Component data from apps and pages
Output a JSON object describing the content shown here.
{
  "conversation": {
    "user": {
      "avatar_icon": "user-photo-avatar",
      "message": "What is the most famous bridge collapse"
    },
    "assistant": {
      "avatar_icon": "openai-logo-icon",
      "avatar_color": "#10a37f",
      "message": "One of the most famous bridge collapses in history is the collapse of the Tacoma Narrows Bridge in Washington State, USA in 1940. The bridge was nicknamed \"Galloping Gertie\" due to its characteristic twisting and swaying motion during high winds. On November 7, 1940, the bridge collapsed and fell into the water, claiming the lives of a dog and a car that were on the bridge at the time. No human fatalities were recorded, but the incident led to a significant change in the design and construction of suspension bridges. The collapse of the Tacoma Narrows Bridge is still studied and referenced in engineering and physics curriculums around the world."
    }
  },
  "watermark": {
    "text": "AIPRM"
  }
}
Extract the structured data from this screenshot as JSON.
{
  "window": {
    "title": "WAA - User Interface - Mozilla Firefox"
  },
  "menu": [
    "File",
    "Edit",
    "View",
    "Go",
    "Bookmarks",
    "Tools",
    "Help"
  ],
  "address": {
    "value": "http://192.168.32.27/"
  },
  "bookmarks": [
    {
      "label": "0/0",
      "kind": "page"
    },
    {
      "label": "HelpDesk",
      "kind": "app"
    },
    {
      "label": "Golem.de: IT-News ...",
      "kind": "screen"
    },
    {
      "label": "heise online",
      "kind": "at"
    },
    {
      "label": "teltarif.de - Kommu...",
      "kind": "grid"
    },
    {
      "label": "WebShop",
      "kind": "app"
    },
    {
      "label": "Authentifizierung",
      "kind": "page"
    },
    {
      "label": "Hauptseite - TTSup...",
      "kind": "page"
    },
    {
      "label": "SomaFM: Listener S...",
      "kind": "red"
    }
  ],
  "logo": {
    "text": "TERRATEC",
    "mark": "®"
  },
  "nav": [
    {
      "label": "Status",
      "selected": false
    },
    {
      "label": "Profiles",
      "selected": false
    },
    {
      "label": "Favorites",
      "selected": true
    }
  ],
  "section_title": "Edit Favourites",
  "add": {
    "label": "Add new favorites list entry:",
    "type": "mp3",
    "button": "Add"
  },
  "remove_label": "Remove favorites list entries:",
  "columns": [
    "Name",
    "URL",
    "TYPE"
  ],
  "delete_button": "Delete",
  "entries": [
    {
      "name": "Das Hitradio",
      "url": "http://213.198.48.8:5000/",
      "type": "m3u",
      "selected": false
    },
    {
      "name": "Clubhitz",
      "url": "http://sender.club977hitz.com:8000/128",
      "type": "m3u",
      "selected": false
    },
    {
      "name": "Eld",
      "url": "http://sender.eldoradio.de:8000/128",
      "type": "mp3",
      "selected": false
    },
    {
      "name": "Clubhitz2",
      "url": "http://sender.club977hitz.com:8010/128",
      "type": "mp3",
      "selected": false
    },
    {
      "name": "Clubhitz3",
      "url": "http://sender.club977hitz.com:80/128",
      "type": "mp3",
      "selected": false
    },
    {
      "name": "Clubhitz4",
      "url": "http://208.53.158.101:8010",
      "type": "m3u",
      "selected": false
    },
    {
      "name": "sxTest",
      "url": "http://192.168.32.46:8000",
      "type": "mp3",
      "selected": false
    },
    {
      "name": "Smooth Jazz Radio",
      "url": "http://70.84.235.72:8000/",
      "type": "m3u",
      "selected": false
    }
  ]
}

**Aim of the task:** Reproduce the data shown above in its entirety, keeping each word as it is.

**Solution to this problem:**
Output a JSON object describing the content shown here.
{
  "conversation": {
    "user": {
      "avatar_icon": "user-photo-avatar",
      "message": "What is the most famous bridge collapse"
    },
    "assistant": {
      "avatar_icon": "openai-logo-icon",
      "avatar_color": "#10a37f",
      "message": "One of the most famous bridge collapses in history is the collapse of the Tacoma Narrows Bridge in Washington State, USA in 1940. The bridge was nicknamed \"Galloping Gertie\" due to its characteristic twisting and swaying motion during high winds. On November 7, 1940, the bridge collapsed and fell into the water, claiming the lives of a dog and a car that were on the bridge at the time. No human fatalities were recorded, but the incident led to a significant change in the design and construction of suspension bridges. The collapse of the Tacoma Narrows Bridge is still studied and referenced in engineering and physics curriculums around the world."
    }
  },
  "watermark": {
    "text": "AIPRM"
  }
}
Extract the structured data from this screenshot as JSON.
{
  "window": {
    "title": "WAA - User Interface - Mozilla Firefox"
  },
  "menu": [
    "File",
    "Edit",
    "View",
    "Go",
    "Bookmarks",
    "Tools",
    "Help"
  ],
  "address": {
    "value": "http://192.168.32.27/"
  },
  "bookmarks": [
    {
      "label": "0/0",
      "kind": "page"
    },
    {
      "label": "HelpDesk",
      "kind": "app"
    },
    {
      "label": "Golem.de: IT-News ...",
      "kind": "screen"
    },
    {
      "label": "heise online",
      "kind": "at"
    },
    {
      "label": "teltarif.de - Kommu...",
      "kind": "grid"
    },
    {
      "label": "WebShop",
      "kind": "app"
    },
    {
      "label": "Authentifizierung",
      "kind": "page"
    },
    {
      "label": "Hauptseite - TTSup...",
      "kind": "page"
    },
    {
      "label": "SomaFM: Listener S...",
      "kind": "red"
    }
  ],
  "logo": {
    "text": "TERRATEC",
    "mark": "®"
  },
  "nav": [
    {
      "label": "Status",
      "selected": false
    },
    {
      "label": "Profiles",
      "selected": false
    },
    {
      "label": "Favorites",
      "selected": true
    }
  ],
  "section_title": "Edit Favourites",
  "add": {
    "label": "Add new favorites list entry:",
    "type": "mp3",
    "button": "Add"
  },
  "remove_label": "Remove favorites list entries:",
  "columns": [
    "Name",
    "URL",
    "TYPE"
  ],
  "delete_button": "Delete",
  "entries": [
    {
      "name": "Das Hitradio",
      "url": "http://213.198.48.8:5000/",
      "type": "m3u",
      "selected": false
    },
    {
      "name": "Clubhitz",
      "url": "http://sender.club977hitz.com:8000/128",
      "type": "m3u",
      "selected": false
    },
    {
      "name": "Eld",
      "url": "http://sender.eldoradio.de:8000/128",
      "type": "mp3",
      "selected": false
    },
    {
      "name": "Clubhitz2",
      "url": "http://sender.club977hitz.com:8010/128",
      "type": "mp3",
      "selected": false
    },
    {
      "name": "Clubhitz3",
      "url": "http://sender.club977hitz.com:80/128",
      "type": "mp3",
      "selected": false
    },
    {
      "name": "Clubhitz4",
      "url": "http://208.53.158.101:8010",
      "type": "m3u",
      "selected": false
    },
    {
      "name": "sxTest",
      "url": "http://192.168.32.46:8000",
      "type": "mp3",
      "selected": false
    },
    {
      "name": "Smooth Jazz Radio",
      "url": "http://70.84.235.72:8000/",
      "type": "m3u",
      "selected": false
    }
  ]
}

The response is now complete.